By James Hanvey, SJ - Secretary for the
Service of Faith, General Curia
[From "Jesuits 2021 - The Society of Jesus in the world"]
are born Christian or have become Christian, conversion is a central experience
for everyone with a living faith. There would be no Christian community without
it. In whatever way conversion actually happens, in a sudden moment or quietly
and gradually over time, as event or process, it changes a life. There will be
a new direction, energy and purpose. There will be a sense of peace and
integrity in living the reality of faith, which does not diminish over time,
even under the pressure of opposition. In many ways, “the ordinary” can remain
but, somehow, we inhabit it in another way. The one thing that all
“conversions” have in common is an encounter with the living reality of Christ.
In this sense, conversion is always a turning to him.
though it may take many different forms, every genuine experience of conversion
will reflect some common dimensions.
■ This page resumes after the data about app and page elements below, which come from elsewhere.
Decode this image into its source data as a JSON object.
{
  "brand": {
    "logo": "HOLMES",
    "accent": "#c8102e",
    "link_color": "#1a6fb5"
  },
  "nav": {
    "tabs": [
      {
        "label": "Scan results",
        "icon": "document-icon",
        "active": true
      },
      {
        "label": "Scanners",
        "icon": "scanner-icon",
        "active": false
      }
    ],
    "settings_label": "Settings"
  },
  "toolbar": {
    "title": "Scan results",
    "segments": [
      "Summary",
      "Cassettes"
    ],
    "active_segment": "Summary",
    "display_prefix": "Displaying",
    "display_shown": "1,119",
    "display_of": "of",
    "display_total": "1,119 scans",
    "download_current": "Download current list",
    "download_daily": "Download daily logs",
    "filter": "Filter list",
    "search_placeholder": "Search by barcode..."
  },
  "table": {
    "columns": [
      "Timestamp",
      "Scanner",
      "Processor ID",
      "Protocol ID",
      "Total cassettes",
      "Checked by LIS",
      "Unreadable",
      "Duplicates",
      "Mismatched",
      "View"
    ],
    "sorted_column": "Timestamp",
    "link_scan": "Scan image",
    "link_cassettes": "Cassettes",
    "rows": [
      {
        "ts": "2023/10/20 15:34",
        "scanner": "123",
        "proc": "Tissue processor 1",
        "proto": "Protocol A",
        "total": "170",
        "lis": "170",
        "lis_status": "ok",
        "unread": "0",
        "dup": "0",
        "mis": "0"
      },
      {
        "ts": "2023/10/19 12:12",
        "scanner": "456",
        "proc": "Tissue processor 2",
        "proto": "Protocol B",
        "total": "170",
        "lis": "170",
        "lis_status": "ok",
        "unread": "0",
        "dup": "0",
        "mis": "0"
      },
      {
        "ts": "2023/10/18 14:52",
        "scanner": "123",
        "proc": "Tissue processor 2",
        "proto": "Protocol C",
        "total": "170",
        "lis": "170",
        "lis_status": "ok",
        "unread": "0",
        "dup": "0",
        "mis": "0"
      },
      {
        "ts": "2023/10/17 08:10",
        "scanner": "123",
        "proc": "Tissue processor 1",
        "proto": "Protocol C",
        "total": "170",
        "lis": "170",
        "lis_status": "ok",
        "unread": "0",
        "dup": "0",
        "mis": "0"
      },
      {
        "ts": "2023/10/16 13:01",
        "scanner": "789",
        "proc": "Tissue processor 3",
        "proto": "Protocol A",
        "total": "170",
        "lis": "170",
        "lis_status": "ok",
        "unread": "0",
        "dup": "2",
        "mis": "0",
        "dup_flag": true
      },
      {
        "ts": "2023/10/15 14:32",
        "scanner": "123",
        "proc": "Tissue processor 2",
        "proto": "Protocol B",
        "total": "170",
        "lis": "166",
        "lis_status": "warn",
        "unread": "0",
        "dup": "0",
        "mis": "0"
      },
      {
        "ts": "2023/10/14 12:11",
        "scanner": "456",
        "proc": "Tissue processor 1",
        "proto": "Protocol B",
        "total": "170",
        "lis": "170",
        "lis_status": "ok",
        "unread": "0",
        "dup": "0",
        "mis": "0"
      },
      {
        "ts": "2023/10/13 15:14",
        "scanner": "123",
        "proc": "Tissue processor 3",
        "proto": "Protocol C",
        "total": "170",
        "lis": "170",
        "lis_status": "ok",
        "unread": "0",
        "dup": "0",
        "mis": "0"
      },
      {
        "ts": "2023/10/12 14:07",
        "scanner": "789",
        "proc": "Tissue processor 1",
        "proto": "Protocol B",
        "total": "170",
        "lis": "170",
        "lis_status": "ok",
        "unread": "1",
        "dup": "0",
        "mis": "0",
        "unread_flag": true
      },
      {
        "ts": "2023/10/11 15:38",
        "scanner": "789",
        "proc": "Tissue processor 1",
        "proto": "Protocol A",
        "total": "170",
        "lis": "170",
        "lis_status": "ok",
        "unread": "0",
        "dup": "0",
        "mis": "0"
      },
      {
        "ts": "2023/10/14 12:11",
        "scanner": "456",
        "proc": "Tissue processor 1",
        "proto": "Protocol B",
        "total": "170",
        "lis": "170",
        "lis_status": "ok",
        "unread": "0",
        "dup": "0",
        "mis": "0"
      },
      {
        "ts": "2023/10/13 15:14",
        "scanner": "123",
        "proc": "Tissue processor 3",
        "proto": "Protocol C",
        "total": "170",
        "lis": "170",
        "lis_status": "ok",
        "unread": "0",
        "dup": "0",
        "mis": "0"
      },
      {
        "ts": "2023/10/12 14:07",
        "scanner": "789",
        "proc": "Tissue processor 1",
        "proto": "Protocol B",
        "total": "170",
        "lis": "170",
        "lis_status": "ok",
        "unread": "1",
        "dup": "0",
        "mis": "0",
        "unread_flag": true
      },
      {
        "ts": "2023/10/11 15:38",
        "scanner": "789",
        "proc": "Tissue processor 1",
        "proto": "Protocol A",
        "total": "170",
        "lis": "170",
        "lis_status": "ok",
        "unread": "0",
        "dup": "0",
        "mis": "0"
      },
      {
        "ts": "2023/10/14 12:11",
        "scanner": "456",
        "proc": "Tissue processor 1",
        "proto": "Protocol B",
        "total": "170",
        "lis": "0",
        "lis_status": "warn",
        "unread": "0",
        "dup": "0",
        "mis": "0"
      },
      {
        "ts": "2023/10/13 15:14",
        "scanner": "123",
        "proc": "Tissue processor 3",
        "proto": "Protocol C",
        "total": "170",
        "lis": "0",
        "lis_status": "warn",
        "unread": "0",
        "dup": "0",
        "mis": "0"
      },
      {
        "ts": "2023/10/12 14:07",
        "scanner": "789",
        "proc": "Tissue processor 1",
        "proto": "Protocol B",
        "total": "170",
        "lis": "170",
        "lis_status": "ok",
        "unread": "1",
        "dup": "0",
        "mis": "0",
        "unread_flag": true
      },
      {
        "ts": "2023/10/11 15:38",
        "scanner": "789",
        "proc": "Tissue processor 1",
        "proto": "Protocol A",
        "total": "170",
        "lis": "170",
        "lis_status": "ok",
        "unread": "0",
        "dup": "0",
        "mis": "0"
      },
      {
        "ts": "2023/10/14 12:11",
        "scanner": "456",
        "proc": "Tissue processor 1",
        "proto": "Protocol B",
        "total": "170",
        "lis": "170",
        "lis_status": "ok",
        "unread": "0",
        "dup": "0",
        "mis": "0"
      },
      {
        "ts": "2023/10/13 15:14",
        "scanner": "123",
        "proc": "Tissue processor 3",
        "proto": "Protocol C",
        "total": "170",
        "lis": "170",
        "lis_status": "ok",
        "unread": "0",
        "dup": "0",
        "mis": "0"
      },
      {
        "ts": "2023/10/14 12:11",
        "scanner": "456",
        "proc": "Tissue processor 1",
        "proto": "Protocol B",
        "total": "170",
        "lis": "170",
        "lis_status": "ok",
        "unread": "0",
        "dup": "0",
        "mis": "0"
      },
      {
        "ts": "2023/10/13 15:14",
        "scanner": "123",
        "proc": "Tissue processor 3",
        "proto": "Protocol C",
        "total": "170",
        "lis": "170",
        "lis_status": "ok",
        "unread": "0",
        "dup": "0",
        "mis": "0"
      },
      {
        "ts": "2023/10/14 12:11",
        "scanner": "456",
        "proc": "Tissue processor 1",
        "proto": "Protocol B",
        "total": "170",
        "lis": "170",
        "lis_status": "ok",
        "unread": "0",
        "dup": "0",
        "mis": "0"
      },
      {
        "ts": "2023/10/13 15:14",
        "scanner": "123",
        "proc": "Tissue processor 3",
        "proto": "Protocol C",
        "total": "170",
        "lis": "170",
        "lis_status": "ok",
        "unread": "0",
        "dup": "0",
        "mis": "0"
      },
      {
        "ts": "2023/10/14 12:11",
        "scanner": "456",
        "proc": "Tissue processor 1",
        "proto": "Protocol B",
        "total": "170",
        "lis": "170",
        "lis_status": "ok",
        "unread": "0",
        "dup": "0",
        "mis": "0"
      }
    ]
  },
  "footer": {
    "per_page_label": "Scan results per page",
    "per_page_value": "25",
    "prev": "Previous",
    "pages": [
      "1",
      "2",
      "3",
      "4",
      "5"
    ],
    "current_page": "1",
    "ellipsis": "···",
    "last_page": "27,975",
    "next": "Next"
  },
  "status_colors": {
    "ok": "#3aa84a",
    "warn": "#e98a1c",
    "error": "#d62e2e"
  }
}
First, it will be experienced as a grace, that is, something that is given and
has not come directly from ourselves and our own desires no matter how well
intentioned. Of course, we will all experience many changes in our lives, some
we have wanted and initiated, others not sought but which circumstances have
made necessary. With conversion, however, we recognise something different.
Even when it is mediated, it will always have the character of something that
comes to us from another. There will be a sense that we are “summoned”. At the
same time, though it may have its own force and logic, genuine conversion
cannot be imposed; rather, it invites our “fiat”, our assent and consent.
that in the Christian tradition, conversion will always have the structure of a
relationship. It must entail the affect and the will as well as the intellect.
It is more than a “eureka” moment of insight, no matter how momentous and
original this may be. In this respect, as Fr. Pedro Arrupe says, it not only
has the power of falling in love, but staying in love, and letting that love
become the raison d’être of one’s
life. Far from removing us from the world, such experiences of conversion open
up another way of living in it more intensely and appreciatively.
how, with all those we meet in Scripture or in the subsequent history of the
Church, conversion is never a call to a solitary journey. It is the entry into
a community, which is itself the fruit of conversion.
Second, conversion effects a change. In this way, the reality of
conversion becomes incarnate in the circumstances of a life; it becomes a
shaping force, giving a new sense of purpose and direction. As such, it reaches
out to other lives and has an effect on them. Over time it becomes more stable
by building up new patterns of acting and relating. It becomes a “habit” or “a
way of proceeding”. Nevertheless, conversion is never just a change of
behaviour it also needs to become interior transformation: a new way of
perceiving and understanding, a new mind and heart.
well as transforming an existing culture, conversion often has the power to
generate a new one. In doing so, it becomes an effective grace for others by
creating the relationships, the cultures or environments through which others
may discover and embrace redemptive and generative change in their own lives